Integrations also help us add value to the customer. For instance, we have a field-ready DDoS protection integration between Kentik Detect and the A10 Networks Thunder TPS mitigation solution. It means that we can support some exciting functionality, like triggering Thunder TPS’ dynamic mitigation, which escalates suspect traffic through progressively tougher countermeasures to minimize impact on legitimate traffic. We also integrate with Radware’s Attack Mitigation System to enable network data analysis and scalable mitigation for effective DDoS attack protection, on-premise or in the cloud. Together, through these technology partnerships, we provide a far more accurate and powerful defensive solution than legacy tools and technologies developed for the internet of a prior generation.
SDxCentral: What’s next for the company?
Kentik’s major focus for 2018 is to continue to curate and contextualize data, so that non-networking personnel can get more value from our core capabilities. Creating visualizations and integrations that take the data forward for other analytical purposes will be a primary mission. More specifically, this will be aimed at making insights actionable for DevOps and app development teams without requiring them to have knowledge of the underlying infrastructure layers or the network itself.
The other focus for early in 2018 is becoming even more tightly integrated into the marketplaces of leading public cloud providers.
There are big changes on the horizon on a broader level. In the enterprise world, we’ve been impressed with how integrated the network application server and cloud teams have been, and how much they want to share (and are sharing) information. They’re out to save each other time and make applications that run better and faster. To that end, 2017 saw OpenStack adoption coming into its own: Now we’re seeing containers and microservices and the use of Docker in nearly all greenfield app development. Monitoring this however has been dragged down by legacy tools — something that we can solve. This will be an important market in 2018.
In the service provider world, companies want to move away from “bit jail,” into higher-margin services. Their revenue is still largely dependent on how much infrastructure they have. Moving away from that requires the product and technology teams to work together, and it requires them to create services that use big data methodologies and network function virtualization (NFV). Our security and analytics offering covers the physical plant and the data center in an integrated way, including NFV components.
Networks have changed so radically, and they’re right in the heart of everything, and yet too many organizations are still using monitoring tools from 20 years ago.
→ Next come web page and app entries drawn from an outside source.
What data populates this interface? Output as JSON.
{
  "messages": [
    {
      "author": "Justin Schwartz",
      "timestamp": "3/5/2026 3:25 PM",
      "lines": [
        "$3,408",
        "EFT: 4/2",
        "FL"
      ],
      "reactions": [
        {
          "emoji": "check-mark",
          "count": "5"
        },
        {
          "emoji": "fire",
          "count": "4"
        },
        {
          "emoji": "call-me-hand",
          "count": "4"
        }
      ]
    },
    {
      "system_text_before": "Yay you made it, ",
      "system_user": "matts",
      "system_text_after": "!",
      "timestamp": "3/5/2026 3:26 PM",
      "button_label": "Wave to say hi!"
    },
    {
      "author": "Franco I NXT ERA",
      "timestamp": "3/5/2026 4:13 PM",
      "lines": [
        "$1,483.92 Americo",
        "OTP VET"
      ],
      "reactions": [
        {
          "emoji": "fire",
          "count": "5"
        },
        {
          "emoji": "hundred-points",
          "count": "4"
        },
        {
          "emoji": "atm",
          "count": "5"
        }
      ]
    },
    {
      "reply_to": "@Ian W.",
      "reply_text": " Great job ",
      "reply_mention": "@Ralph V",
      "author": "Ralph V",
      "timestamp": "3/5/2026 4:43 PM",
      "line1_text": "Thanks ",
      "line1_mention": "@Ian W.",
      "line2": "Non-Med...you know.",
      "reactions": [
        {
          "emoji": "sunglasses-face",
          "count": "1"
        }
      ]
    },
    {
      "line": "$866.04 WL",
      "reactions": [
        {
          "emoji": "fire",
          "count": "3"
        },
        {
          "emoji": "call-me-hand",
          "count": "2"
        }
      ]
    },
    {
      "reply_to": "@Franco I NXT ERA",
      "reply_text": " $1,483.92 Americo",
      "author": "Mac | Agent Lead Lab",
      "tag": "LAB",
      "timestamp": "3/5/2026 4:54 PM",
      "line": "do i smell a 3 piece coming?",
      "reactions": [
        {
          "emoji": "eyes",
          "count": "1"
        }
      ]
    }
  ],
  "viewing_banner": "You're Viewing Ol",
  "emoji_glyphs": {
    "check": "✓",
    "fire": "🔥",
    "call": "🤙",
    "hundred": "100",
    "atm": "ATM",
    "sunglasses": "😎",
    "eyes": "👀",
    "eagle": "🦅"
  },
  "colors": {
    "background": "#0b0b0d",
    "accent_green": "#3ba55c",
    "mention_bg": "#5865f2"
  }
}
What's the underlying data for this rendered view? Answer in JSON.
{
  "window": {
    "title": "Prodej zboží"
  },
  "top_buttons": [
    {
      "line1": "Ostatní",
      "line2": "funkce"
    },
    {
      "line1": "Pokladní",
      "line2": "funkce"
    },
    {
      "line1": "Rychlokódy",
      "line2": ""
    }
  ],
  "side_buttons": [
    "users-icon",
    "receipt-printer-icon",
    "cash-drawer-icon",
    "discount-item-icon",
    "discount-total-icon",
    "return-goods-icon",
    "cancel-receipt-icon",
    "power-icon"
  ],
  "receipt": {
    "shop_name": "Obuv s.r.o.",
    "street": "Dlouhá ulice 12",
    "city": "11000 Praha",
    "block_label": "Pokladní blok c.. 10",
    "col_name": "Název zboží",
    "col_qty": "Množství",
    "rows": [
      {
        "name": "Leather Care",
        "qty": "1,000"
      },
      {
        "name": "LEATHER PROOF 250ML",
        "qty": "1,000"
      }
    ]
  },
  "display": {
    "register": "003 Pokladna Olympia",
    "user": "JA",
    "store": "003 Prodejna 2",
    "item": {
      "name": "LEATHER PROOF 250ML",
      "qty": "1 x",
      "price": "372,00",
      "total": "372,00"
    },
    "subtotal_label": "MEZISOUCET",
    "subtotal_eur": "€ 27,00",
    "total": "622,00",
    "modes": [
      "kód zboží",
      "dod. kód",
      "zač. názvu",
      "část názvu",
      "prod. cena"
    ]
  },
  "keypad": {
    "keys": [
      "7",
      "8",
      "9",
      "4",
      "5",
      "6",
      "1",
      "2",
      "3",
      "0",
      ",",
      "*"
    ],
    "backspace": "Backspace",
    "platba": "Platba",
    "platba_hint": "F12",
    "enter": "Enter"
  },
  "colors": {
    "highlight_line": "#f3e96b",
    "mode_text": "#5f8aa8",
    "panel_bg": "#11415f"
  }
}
Most of them are ready to move on. We offer something completely different and are happy to bring the market with us.